* Provided data
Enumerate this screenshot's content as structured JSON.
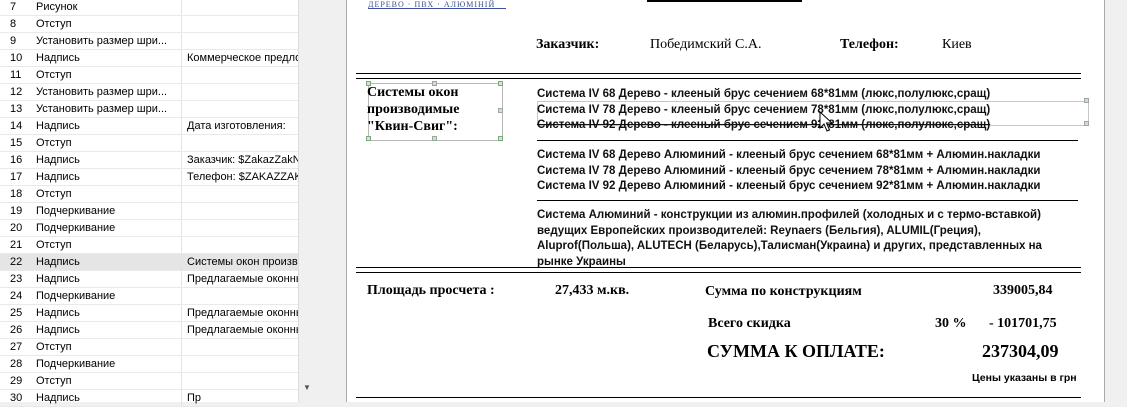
{
  "list": {
    "rows": [
      {
        "num": "7",
        "type": "Рисунок",
        "text": ""
      },
      {
        "num": "8",
        "type": "Отступ",
        "text": ""
      },
      {
        "num": "9",
        "type": "Установить размер шри...",
        "text": ""
      },
      {
        "num": "10",
        "type": "Надпись",
        "text": "Коммерческое предло"
      },
      {
        "num": "11",
        "type": "Отступ",
        "text": ""
      },
      {
        "num": "12",
        "type": "Установить размер шри...",
        "text": ""
      },
      {
        "num": "13",
        "type": "Установить размер шри...",
        "text": ""
      },
      {
        "num": "14",
        "type": "Надпись",
        "text": "Дата изготовления:"
      },
      {
        "num": "15",
        "type": "Отступ",
        "text": ""
      },
      {
        "num": "16",
        "type": "Надпись",
        "text": "Заказчик: $ZakazZakN"
      },
      {
        "num": "17",
        "type": "Надпись",
        "text": "Телефон: $ZAKAZZAKT"
      },
      {
        "num": "18",
        "type": "Отступ",
        "text": ""
      },
      {
        "num": "19",
        "type": "Подчеркивание",
        "text": ""
      },
      {
        "num": "20",
        "type": "Подчеркивание",
        "text": ""
      },
      {
        "num": "21",
        "type": "Отступ",
        "text": ""
      },
      {
        "num": "22",
        "type": "Надпись",
        "text": "Системы окон произво"
      },
      {
        "num": "23",
        "type": "Надпись",
        "text": "Предлагаемые оконны"
      },
      {
        "num": "24",
        "type": "Подчеркивание",
        "text": ""
      },
      {
        "num": "25",
        "type": "Надпись",
        "text": "Предлагаемые оконны"
      },
      {
        "num": "26",
        "type": "Надпись",
        "text": "Предлагаемые оконны"
      },
      {
        "num": "27",
        "type": "Отступ",
        "text": ""
      },
      {
        "num": "28",
        "type": "Подчеркивание",
        "text": ""
      },
      {
        "num": "29",
        "type": "Отступ",
        "text": ""
      },
      {
        "num": "30",
        "type": "Надпись",
        "text": "Пр"
      }
    ],
    "selected_index": 15
  },
  "doc": {
    "logo_text": "ДЕРЕВО · ПВХ · АЛЮМІНІЙ",
    "customer_label": "Заказчик:",
    "customer_value": "Победимский С.А.",
    "phone_label": "Телефон:",
    "phone_value": "Киев",
    "systems_heading_1": "Системы окон",
    "systems_heading_2": "производимые",
    "systems_heading_3": "\"Квин-Свиг\":",
    "wood_lines": [
      "Система IV 68 Дерево - клееный брус сечением 68*81мм (люкс,полулюкс,сращ)",
      "Система IV 78 Дерево - клееный брус сечением 78*81мм (люкс,полулюкс,сращ)",
      "Система IV 92 Дерево - клееный брус сечением 92*81мм (люкс,полулюкс,сращ)"
    ],
    "woodalu_lines": [
      "Система IV 68 Дерево Алюминий - клееный брус сечением 68*81мм + Алюмин.накладки",
      "Система IV 78 Дерево Алюминий - клееный брус сечением 78*81мм + Алюмин.накладки",
      "Система IV 92 Дерево Алюминий - клееный брус сечением 92*81мм + Алюмин.накладки"
    ],
    "alu_lines": [
      "Система  Алюминий - конструкции из алюмин.профилей (холодных и с термо-вставкой)",
      "ведущих Европейских производителей: Reynaers (Бельгия), ALUMIL(Греция),",
      "Aluprof(Польша), ALUTECH (Беларусь),Талисман(Украина) и других, представленных на",
      "рынке Украины"
    ],
    "area_label": "Площадь просчета :",
    "area_value": "27,433 м.кв.",
    "sum_label": "Сумма по конструкциям",
    "sum_value": "339005,84",
    "discount_label": "Всего скидка",
    "discount_percent": "30 %",
    "discount_value": "- 101701,75",
    "total_label": "СУММА К ОПЛАТЕ:",
    "total_value": "237304,09",
    "currency_note": "Цены указаны в грн"
  }
}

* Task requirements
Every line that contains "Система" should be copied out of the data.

* Reply
      "Система IV 68 Дерево - клееный брус сечением 68*81мм (люкс,полулюкс,сращ)",
      "Система IV 78 Дерево - клееный брус сечением 78*81мм (люкс,полулюкс,сращ)",
      "Система IV 92 Дерево - клееный брус сечением 92*81мм (люкс,полулюкс,сращ)"
      "Система IV 68 Дерево Алюминий - клееный брус сечением 68*81мм + Алюмин.накладки",
      "Система IV 78 Дерево Алюминий - клееный брус сечением 78*81мм + Алюмин.накладки",
      "Система IV 92 Дерево Алюминий - клееный брус сечением 92*81мм + Алюмин.накладки"
      "Система  Алюминий - конструкции из алюмин.профилей (холодных и с термо-вставкой)",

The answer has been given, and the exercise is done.